Champions League debutants set for biggest stage | Inside UEFA
Union Berlin's rise to the pinnacle of European football started in Germany’s lower leagues, reached the heights of the Bundesliga, before soaring to the stratospheric levels of the UEFA Champions League group stage via the UEFA Europa Conference League and the knockout rounds of the Europa League. Their feat is nothing short of extraordinary.
Throughout the journey, the close bond between club and supporters has proved a defining characteristic for success – a relationship forged in Union’s traditional values and humble beginnings. Whether creating an electrifying atmosphere at the Stadion an der Alten Försterei (they will play Champions League matches at Berlin's Olympic Stadium) or helping their club deal with economic hardship, fans have played a critical role in overcoming numerous challenges.
In the late 2000s, the stadium had fallen into a state of disrepair. Money was tight and the city of Berlin could not afford the renovation costs. Cue a remarkable act of solidarity. For months, around 1,500 fans – among them locksmiths, welders, painters and builders, but also nurses, teachers, bakers and doctors – worked tirelessly to get the Alte Försterei back in shape.
"If you pay money and receive a key for your house, that is one thing," said Union president Dirk Zingler, recalling the day all the efforts came together, "but it cannot be compared to the intensity of the people who built and put in blood, sweat and tears here."

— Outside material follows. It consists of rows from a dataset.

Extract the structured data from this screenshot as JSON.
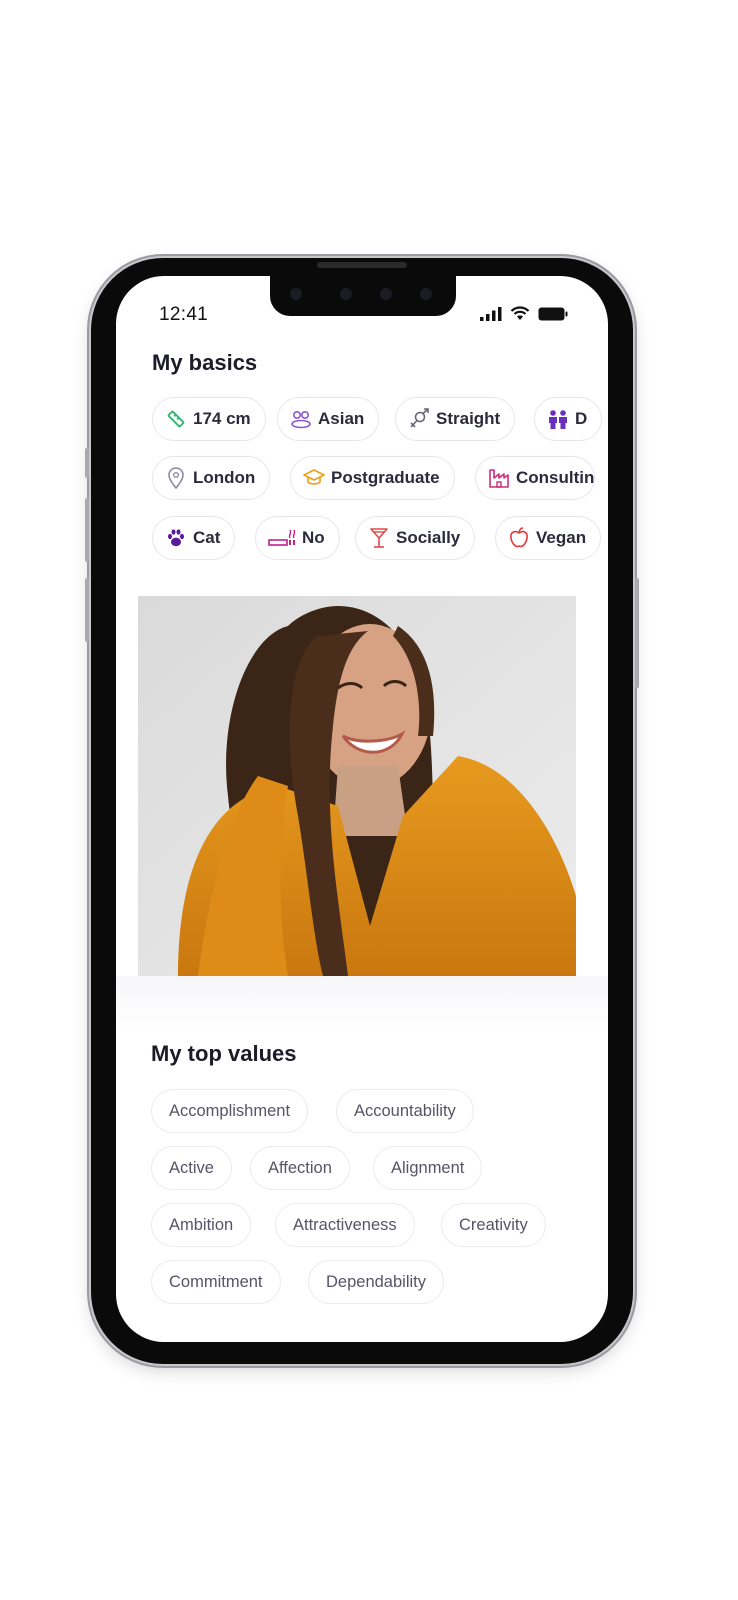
{
  "status_bar": {
    "time": "12:41"
  },
  "basics": {
    "title": "My basics",
    "chips": [
      {
        "label": "174 cm",
        "icon": "ruler-icon",
        "color": "#2fb36a"
      },
      {
        "label": "Asian",
        "icon": "people-icon",
        "color": "#8a57d6"
      },
      {
        "label": "Straight",
        "icon": "gender-icon",
        "color": "#666677"
      },
      {
        "label": "D",
        "icon": "family-icon",
        "color": "#6a2fbf"
      },
      {
        "label": "London",
        "icon": "location-pin-icon",
        "color": "#8a8aa0"
      },
      {
        "label": "Postgraduate",
        "icon": "graduation-cap-icon",
        "color": "#f0a020"
      },
      {
        "label": "Consultin",
        "icon": "industry-icon",
        "color": "#d02c7a"
      },
      {
        "label": "Cat",
        "icon": "paw-icon",
        "color": "#5a1a9a"
      },
      {
        "label": "No",
        "icon": "smoking-icon",
        "color": "#c0208a"
      },
      {
        "label": "Socially",
        "icon": "cocktail-icon",
        "color": "#e04a4a"
      },
      {
        "label": "Vegan",
        "icon": "apple-icon",
        "color": "#e03a3a"
      }
    ]
  },
  "values": {
    "title": "My top values",
    "chips": [
      "Accomplishment",
      "Accountability",
      "Active",
      "Affection",
      "Alignment",
      "Ambition",
      "Attractiveness",
      "Creativity",
      "Commitment",
      "Dependability"
    ]
  }
}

The club's leadership under Zingler has consistently upheld principles which have earned so much admiration. "We have made it from the Oberliga to the Champions League; the way we are going is incredible," he said.
A commitment to preserving their humble origins has also driven Union’s ascent on the pitch. Since 2018, coach Urs Fischer has stood at the helm, forging a path to the top based on a clear, effective playing philosophy. The former Switzerland international, who previously won two Swiss league titles with Basel, has been given time to refine and evolve the team, season after season. His ideas are not only visible to anyone watching Union's matches; they also earned him Germany's 2023 Coach of the Year award.
The success of Fischer and Union has largely been built on a solid defensive foundation. The team works cohesively to reduce space for the opponents in their own half and often operates as a well-oiled machine, enabling them to compete against top-tier opposition in the Bundesliga and beyond.
Union's style of play favours a direct approach, prioritising quick transitions and incisive passing and movement rather than prolonged ball possession. It is an entertaining brand of football, which has won both matches and admirers.
However, Fischer knows full well that, in football, a lack of progression can quickly be followed by a downward momentum. Hard work, precision and constant tactical evolution have contributed massively to their rise. Since Fischer observed that "Set pieces can decide matches and we still have some potential here", his team have consistently shown a knack for capitalising on dead-ball situations, particularly corners and free-kicks, to score goals.
It will be fascinating to discover if Union can apply the same successful formula to their Champions League group stage matches. What other aces can Fischer and Co pull out against Napoli, Braga and their opponents on Matchday 1, none other than 14-time champions, Real Madrid – a befitting twist in their fairytale story?
"When you get a group like that, it just makes you happy," said Fischer. New signing Robin Gosens added: "It's a really beautiful group with three great away trips. Napoli, I can speak from experience, a beautiful stadium with really awesome fans and a top team. Real Madrid speaks for itself."
Whatever the result, recent history suggests that Union Berlin and their loyal fans will take the challenge in their stride.
Union are not the only club making their Champions League group stage bow in 2023/24. When Belgian champions Antwerp travel to Barcelona on Matchday 1, they will be writing their own remarkable chapter in European club football history.
Antwerp sealed their first domestic championship since 1957 in injury time on the final day of last season, when hometown hero Toby Alderweireld struck from outside the area to rescue a 2-2 draw against title rivals Genk. Alderweireld is the only member of the squad with extensive Champions League experience, having played in the competition with Ajax and reached finals with Atlético de Madrid and Tottenham Hotspur.
"The expectations are not big," he says, assessing a group that includes Champions League regulars Porto and Shakhtar Donetsk. "I have to be realistic about that. It is the first time for a while and we do not have the experience as a team, as a club in the Champions League, but there is also a positive in that. We can play more freely and there is less pressure on us.
"Everyone wants to show what they can do and, for sure, as a team, we want to show what we can do – you have to go for it 100%. And if it doesn’t work out, then at least we have experienced it."